The T/C had a column around this subject this morning. (Tuesday)It seems Ted Hughes isn't amused by the Liberal stickhandling. Ex Judge Ted Hughes says, if they can't find the time to meet better get some other back benchers who will make the time. I sure wouldn't want to get on the wrong side of Ted as he eats those sort of clowns with his cornflakes.

Anonymous said...

The Victoria Times Colonist's Lindsay Kines writes in the Oct/03/06 online edition of the paper: "''I think everyone expects this selection to be deliberate, to be thoughtful,'' Campbell said during an appearance on CKNW’s Bill Good Show." "Campbell said the all-party committee in charge of the search ''is doing the best they can'' to choose the province’s first Representative for Children and Youth."

Meanwhile former judge Ted Hughes, who recommended the position in his scathing review of the province’s child-welfare system earlier this year, "urged the premier to either get the Liberals MLAs on the committee ''on the ball'' or replace them with other backbenchers to get the job done."

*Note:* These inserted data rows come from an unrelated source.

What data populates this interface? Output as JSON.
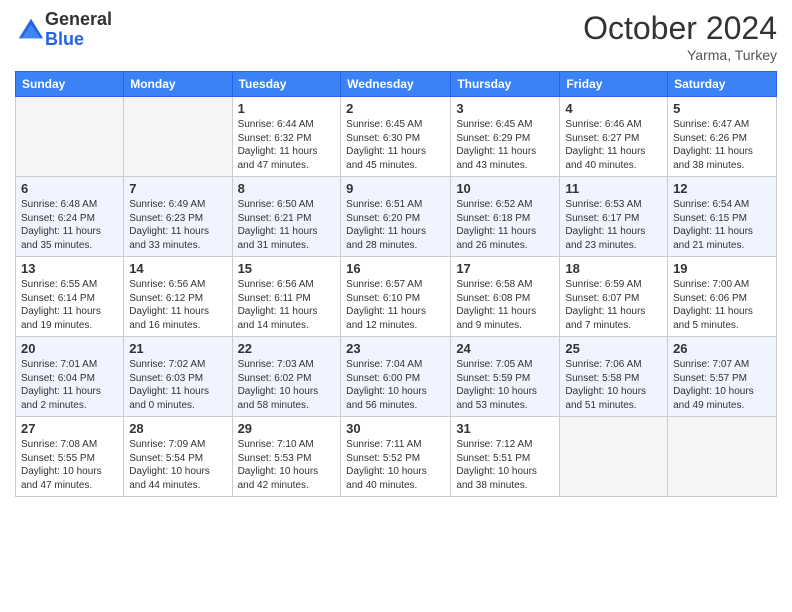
{
  "header": {
    "logo_general": "General",
    "logo_blue": "Blue",
    "month_title": "October 2024",
    "subtitle": "Yarma, Turkey"
  },
  "days_of_week": [
    "Sunday",
    "Monday",
    "Tuesday",
    "Wednesday",
    "Thursday",
    "Friday",
    "Saturday"
  ],
  "weeks": [
    [
      {
        "day": null
      },
      {
        "day": null
      },
      {
        "day": 1,
        "sunrise": "6:44 AM",
        "sunset": "6:32 PM",
        "daylight": "11 hours and 47 minutes."
      },
      {
        "day": 2,
        "sunrise": "6:45 AM",
        "sunset": "6:30 PM",
        "daylight": "11 hours and 45 minutes."
      },
      {
        "day": 3,
        "sunrise": "6:45 AM",
        "sunset": "6:29 PM",
        "daylight": "11 hours and 43 minutes."
      },
      {
        "day": 4,
        "sunrise": "6:46 AM",
        "sunset": "6:27 PM",
        "daylight": "11 hours and 40 minutes."
      },
      {
        "day": 5,
        "sunrise": "6:47 AM",
        "sunset": "6:26 PM",
        "daylight": "11 hours and 38 minutes."
      }
    ],
    [
      {
        "day": 6,
        "sunrise": "6:48 AM",
        "sunset": "6:24 PM",
        "daylight": "11 hours and 35 minutes."
      },
      {
        "day": 7,
        "sunrise": "6:49 AM",
        "sunset": "6:23 PM",
        "daylight": "11 hours and 33 minutes."
      },
      {
        "day": 8,
        "sunrise": "6:50 AM",
        "sunset": "6:21 PM",
        "daylight": "11 hours and 31 minutes."
      },
      {
        "day": 9,
        "sunrise": "6:51 AM",
        "sunset": "6:20 PM",
        "daylight": "11 hours and 28 minutes."
      },
      {
        "day": 10,
        "sunrise": "6:52 AM",
        "sunset": "6:18 PM",
        "daylight": "11 hours and 26 minutes."
      },
      {
        "day": 11,
        "sunrise": "6:53 AM",
        "sunset": "6:17 PM",
        "daylight": "11 hours and 23 minutes."
      },
      {
        "day": 12,
        "sunrise": "6:54 AM",
        "sunset": "6:15 PM",
        "daylight": "11 hours and 21 minutes."
      }
    ],
    [
      {
        "day": 13,
        "sunrise": "6:55 AM",
        "sunset": "6:14 PM",
        "daylight": "11 hours and 19 minutes."
      },
      {
        "day": 14,
        "sunrise": "6:56 AM",
        "sunset": "6:12 PM",
        "daylight": "11 hours and 16 minutes."
      },
      {
        "day": 15,
        "sunrise": "6:56 AM",
        "sunset": "6:11 PM",
        "daylight": "11 hours and 14 minutes."
      },
      {
        "day": 16,
        "sunrise": "6:57 AM",
        "sunset": "6:10 PM",
        "daylight": "11 hours and 12 minutes."
      },
      {
        "day": 17,
        "sunrise": "6:58 AM",
        "sunset": "6:08 PM",
        "daylight": "11 hours and 9 minutes."
      },
      {
        "day": 18,
        "sunrise": "6:59 AM",
        "sunset": "6:07 PM",
        "daylight": "11 hours and 7 minutes."
      },
      {
        "day": 19,
        "sunrise": "7:00 AM",
        "sunset": "6:06 PM",
        "daylight": "11 hours and 5 minutes."
      }
    ],
    [
      {
        "day": 20,
        "sunrise": "7:01 AM",
        "sunset": "6:04 PM",
        "daylight": "11 hours and 2 minutes."
      },
      {
        "day": 21,
        "sunrise": "7:02 AM",
        "sunset": "6:03 PM",
        "daylight": "11 hours and 0 minutes."
      },
      {
        "day": 22,
        "sunrise": "7:03 AM",
        "sunset": "6:02 PM",
        "daylight": "10 hours and 58 minutes."
      },
      {
        "day": 23,
        "sunrise": "7:04 AM",
        "sunset": "6:00 PM",
        "daylight": "10 hours and 56 minutes."
      },
      {
        "day": 24,
        "sunrise": "7:05 AM",
        "sunset": "5:59 PM",
        "daylight": "10 hours and 53 minutes."
      },
      {
        "day": 25,
        "sunrise": "7:06 AM",
        "sunset": "5:58 PM",
        "daylight": "10 hours and 51 minutes."
      },
      {
        "day": 26,
        "sunrise": "7:07 AM",
        "sunset": "5:57 PM",
        "daylight": "10 hours and 49 minutes."
      }
    ],
    [
      {
        "day": 27,
        "sunrise": "7:08 AM",
        "sunset": "5:55 PM",
        "daylight": "10 hours and 47 minutes."
      },
      {
        "day": 28,
        "sunrise": "7:09 AM",
        "sunset": "5:54 PM",
        "daylight": "10 hours and 44 minutes."
      },
      {
        "day": 29,
        "sunrise": "7:10 AM",
        "sunset": "5:53 PM",
        "daylight": "10 hours and 42 minutes."
      },
      {
        "day": 30,
        "sunrise": "7:11 AM",
        "sunset": "5:52 PM",
        "daylight": "10 hours and 40 minutes."
      },
      {
        "day": 31,
        "sunrise": "7:12 AM",
        "sunset": "5:51 PM",
        "daylight": "10 hours and 38 minutes."
      },
      {
        "day": null
      },
      {
        "day": null
      }
    ]
  ],
  "labels": {
    "sunrise": "Sunrise:",
    "sunset": "Sunset:",
    "daylight": "Daylight:"
  }
}
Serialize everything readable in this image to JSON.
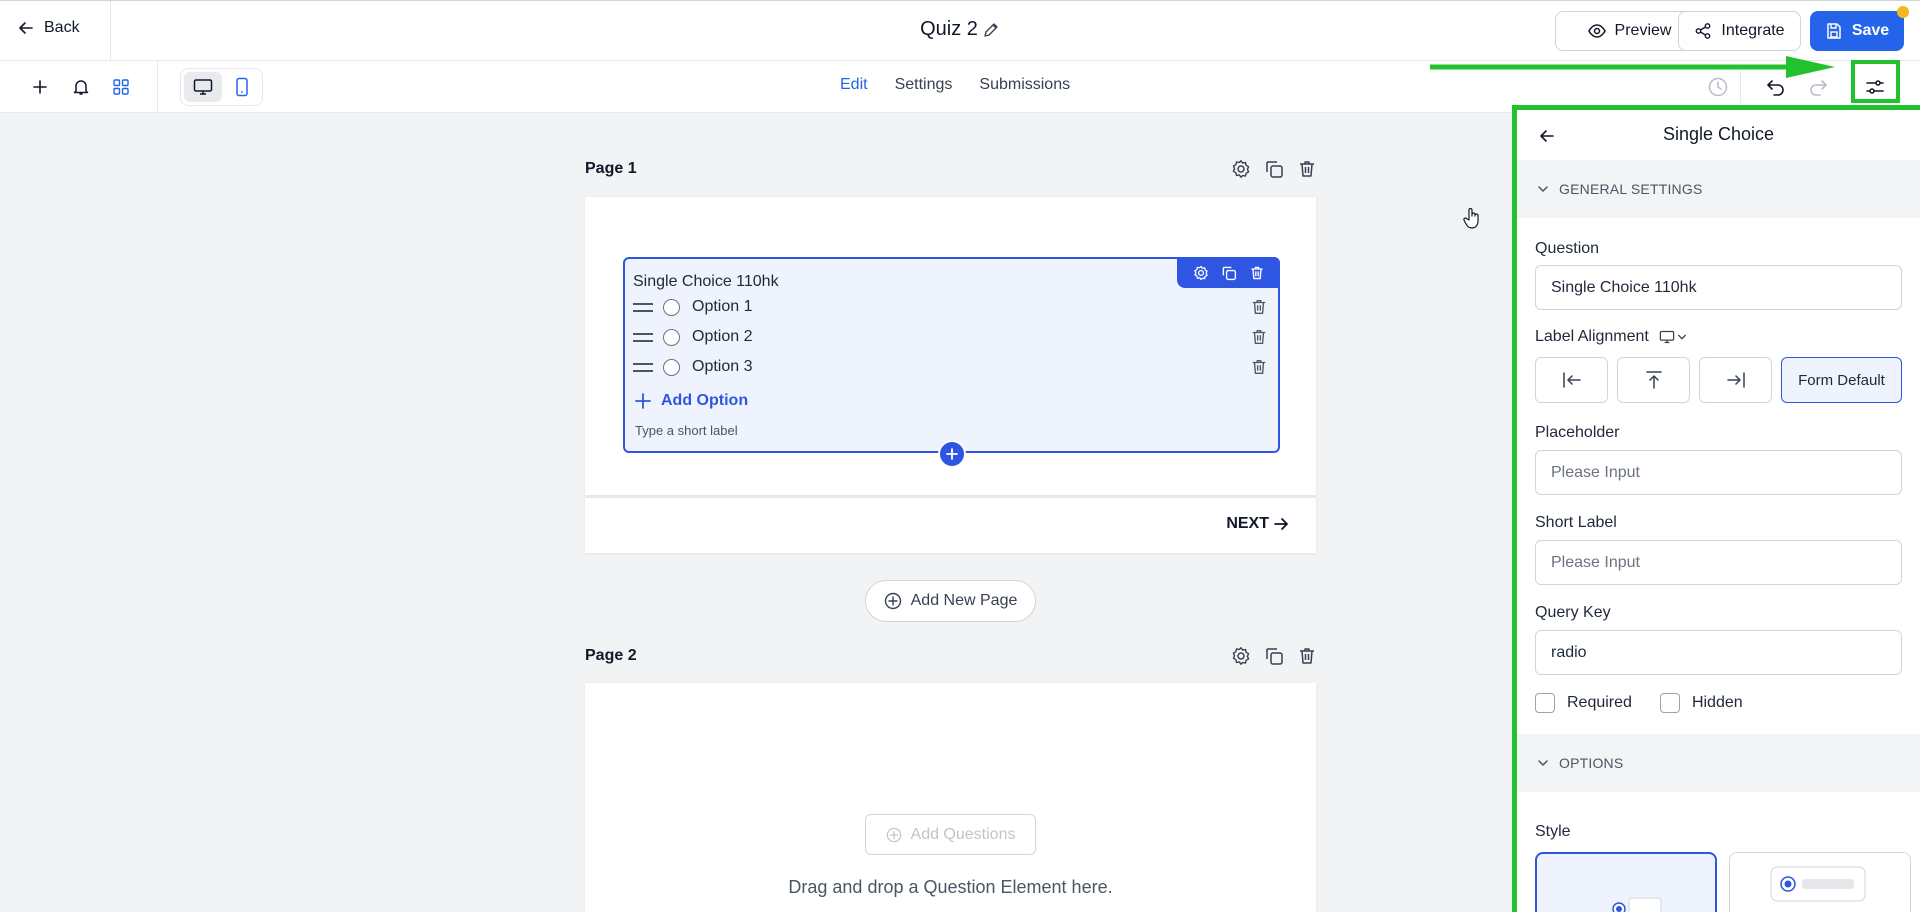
{
  "topbar": {
    "back_label": "Back",
    "title": "Quiz 2",
    "preview_label": "Preview",
    "integrate_label": "Integrate",
    "save_label": "Save"
  },
  "toolbar": {
    "tabs": [
      {
        "label": "Edit",
        "active": true
      },
      {
        "label": "Settings",
        "active": false
      },
      {
        "label": "Submissions",
        "active": false
      }
    ]
  },
  "canvas": {
    "page1": {
      "label": "Page 1",
      "question": {
        "title": "Single Choice 110hk",
        "options": [
          "Option 1",
          "Option 2",
          "Option 3"
        ],
        "add_option_label": "Add Option",
        "short_label_hint": "Type a short label"
      },
      "next_label": "NEXT"
    },
    "add_page_label": "Add New Page",
    "page2": {
      "label": "Page 2",
      "add_questions_label": "Add Questions",
      "drop_text": "Drag and drop a Question Element here."
    }
  },
  "panel": {
    "title": "Single Choice",
    "general_section": "GENERAL SETTINGS",
    "question_label": "Question",
    "question_value": "Single Choice 110hk",
    "label_alignment_label": "Label Alignment",
    "alignment_default": "Form Default",
    "placeholder_label": "Placeholder",
    "placeholder_value": "Please Input",
    "short_label_label": "Short Label",
    "short_label_value": "Please Input",
    "query_key_label": "Query Key",
    "query_key_value": "radio",
    "required_label": "Required",
    "hidden_label": "Hidden",
    "options_section": "OPTIONS",
    "style_label": "Style"
  },
  "colors": {
    "accent": "#2563eb",
    "highlight_green": "#22c22e",
    "save_dot": "#f5b71e"
  }
}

Hmm... Who has more credibility?

Anonymous said...

And some folks keep saying. No need for the house to sit this fall as there is nothing urgent. a lot of people think otherwise. Our local ppaper had about six pages of articles around pretty serious issues in my view. The Premier of course sees nothing but the Tsunami of debt heading this way!